The shadows are caused by a fire that burns on a ledge above and behind them. Between the fire and the prisoners is a path lined with a wall along which people carrying vases, statues, and other artifacts on their heads. The prisoners hear the echoes of voices and see the shadows of the artifacts, and they mistake those echoes and shadows for reality.
The point of the allegory is that our purpose in life is break free of those chains and venture out of the cave into the open in order to experience reality. That “steep and rugged ascent” is Plato’s allegory of education and leads us out into the real world of sunlight and knowledge where we can truly gaze upon the sun (the sun being the allegory of enlightenment).
Plato suggests that if such a man were to attempt to return to the cave and liberate the other prisoners, they would set upon him and kill him. The allegory of the cave, with its story of the liberation of the prisoner from darkness, deceit, and untruth and the ensuing hard journey into the light and warmth of the Truth has inspired many philosophers and social leaders. But Plato meant this allegory as more than mere poetic vision. He used this work, to give it a precise, technical application. Within this application, he was able to offer a map in which opinion and knowledge are clearly marked.

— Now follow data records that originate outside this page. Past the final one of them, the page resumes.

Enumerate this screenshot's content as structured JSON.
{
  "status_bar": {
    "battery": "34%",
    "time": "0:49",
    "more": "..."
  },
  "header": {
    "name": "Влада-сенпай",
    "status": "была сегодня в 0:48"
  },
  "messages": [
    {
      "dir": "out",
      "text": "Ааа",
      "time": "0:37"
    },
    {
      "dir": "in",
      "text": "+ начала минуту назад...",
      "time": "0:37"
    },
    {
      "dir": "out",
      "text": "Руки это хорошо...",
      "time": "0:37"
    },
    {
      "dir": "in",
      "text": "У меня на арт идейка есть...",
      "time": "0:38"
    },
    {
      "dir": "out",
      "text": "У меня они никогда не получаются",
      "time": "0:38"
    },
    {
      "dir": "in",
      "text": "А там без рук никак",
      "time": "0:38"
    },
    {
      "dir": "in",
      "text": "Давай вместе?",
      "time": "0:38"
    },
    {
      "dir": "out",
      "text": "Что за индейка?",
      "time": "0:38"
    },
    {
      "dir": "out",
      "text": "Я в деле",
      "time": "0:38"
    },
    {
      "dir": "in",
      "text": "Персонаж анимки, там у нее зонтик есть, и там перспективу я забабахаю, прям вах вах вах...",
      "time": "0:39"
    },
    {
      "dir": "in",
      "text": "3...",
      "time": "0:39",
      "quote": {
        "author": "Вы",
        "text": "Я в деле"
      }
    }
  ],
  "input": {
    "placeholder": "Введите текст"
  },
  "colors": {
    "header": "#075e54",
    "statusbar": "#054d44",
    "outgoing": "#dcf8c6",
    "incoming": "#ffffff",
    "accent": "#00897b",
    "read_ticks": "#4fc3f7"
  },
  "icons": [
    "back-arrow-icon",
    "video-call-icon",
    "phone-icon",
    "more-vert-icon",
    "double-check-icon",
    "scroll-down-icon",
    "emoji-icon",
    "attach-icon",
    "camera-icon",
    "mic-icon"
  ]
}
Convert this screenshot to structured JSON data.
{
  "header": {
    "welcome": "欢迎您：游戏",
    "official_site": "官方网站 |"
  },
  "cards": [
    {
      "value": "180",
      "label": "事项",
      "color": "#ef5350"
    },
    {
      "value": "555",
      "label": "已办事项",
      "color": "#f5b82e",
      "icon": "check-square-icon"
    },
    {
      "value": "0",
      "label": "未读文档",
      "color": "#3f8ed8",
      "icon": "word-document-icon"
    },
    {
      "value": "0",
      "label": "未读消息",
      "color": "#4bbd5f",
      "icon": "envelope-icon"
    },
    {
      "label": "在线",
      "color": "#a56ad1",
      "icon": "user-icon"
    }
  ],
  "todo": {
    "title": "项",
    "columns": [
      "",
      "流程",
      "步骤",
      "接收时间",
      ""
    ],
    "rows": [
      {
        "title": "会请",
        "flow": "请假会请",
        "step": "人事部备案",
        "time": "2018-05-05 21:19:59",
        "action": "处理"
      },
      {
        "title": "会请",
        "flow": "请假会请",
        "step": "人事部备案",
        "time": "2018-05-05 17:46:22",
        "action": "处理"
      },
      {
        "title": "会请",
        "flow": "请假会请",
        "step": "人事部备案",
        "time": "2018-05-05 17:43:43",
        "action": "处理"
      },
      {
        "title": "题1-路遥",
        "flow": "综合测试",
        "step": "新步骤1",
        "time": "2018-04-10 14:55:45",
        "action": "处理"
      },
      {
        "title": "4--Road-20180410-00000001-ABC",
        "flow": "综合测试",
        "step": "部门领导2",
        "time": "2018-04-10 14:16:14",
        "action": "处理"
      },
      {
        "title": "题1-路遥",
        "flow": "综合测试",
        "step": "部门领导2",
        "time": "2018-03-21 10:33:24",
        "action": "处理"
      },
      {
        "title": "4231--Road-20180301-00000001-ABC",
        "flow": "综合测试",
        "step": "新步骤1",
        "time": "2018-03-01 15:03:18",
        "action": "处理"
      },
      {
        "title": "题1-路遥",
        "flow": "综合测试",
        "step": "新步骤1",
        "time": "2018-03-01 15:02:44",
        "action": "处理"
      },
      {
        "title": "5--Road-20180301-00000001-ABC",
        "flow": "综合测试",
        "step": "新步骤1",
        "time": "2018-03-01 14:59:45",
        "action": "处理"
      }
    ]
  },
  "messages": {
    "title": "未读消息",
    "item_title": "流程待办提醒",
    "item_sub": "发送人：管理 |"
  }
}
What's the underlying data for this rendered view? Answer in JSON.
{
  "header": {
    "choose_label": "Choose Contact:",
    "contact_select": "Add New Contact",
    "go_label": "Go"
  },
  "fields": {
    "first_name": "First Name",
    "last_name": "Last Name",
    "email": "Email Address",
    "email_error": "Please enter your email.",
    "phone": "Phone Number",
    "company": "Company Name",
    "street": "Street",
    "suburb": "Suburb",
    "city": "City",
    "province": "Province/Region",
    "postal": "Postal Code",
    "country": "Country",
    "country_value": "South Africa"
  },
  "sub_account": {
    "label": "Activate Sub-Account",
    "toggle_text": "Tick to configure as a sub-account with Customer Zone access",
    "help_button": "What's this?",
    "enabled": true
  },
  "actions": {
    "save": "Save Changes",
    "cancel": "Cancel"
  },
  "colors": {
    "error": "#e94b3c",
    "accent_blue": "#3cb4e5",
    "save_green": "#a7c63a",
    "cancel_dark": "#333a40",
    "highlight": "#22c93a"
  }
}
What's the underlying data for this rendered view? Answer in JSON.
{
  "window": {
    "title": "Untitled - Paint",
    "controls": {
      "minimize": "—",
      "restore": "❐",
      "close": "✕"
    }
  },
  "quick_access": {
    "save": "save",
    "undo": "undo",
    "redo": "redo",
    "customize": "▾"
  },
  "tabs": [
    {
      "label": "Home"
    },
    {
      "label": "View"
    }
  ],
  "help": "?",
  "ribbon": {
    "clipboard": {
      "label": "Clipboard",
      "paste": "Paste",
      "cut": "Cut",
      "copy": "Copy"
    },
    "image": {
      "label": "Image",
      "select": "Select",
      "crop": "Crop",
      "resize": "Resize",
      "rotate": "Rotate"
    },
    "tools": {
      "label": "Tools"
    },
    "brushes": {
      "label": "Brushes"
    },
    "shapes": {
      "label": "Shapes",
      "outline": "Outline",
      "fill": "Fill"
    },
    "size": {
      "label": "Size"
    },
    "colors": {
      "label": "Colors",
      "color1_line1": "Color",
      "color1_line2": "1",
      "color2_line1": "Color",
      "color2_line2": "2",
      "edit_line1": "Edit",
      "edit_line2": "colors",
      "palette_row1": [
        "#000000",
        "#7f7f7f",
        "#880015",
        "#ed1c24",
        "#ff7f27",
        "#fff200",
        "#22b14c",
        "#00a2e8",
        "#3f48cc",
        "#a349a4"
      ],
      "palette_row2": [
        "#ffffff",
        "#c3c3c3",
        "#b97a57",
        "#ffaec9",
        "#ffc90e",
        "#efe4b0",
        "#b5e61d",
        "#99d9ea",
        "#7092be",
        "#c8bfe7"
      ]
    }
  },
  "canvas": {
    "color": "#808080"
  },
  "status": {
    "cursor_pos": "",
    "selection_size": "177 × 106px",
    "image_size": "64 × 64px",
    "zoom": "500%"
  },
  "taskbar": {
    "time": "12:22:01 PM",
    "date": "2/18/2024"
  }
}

However, that would take too long right now and I need to get dressed and go to work! LOL!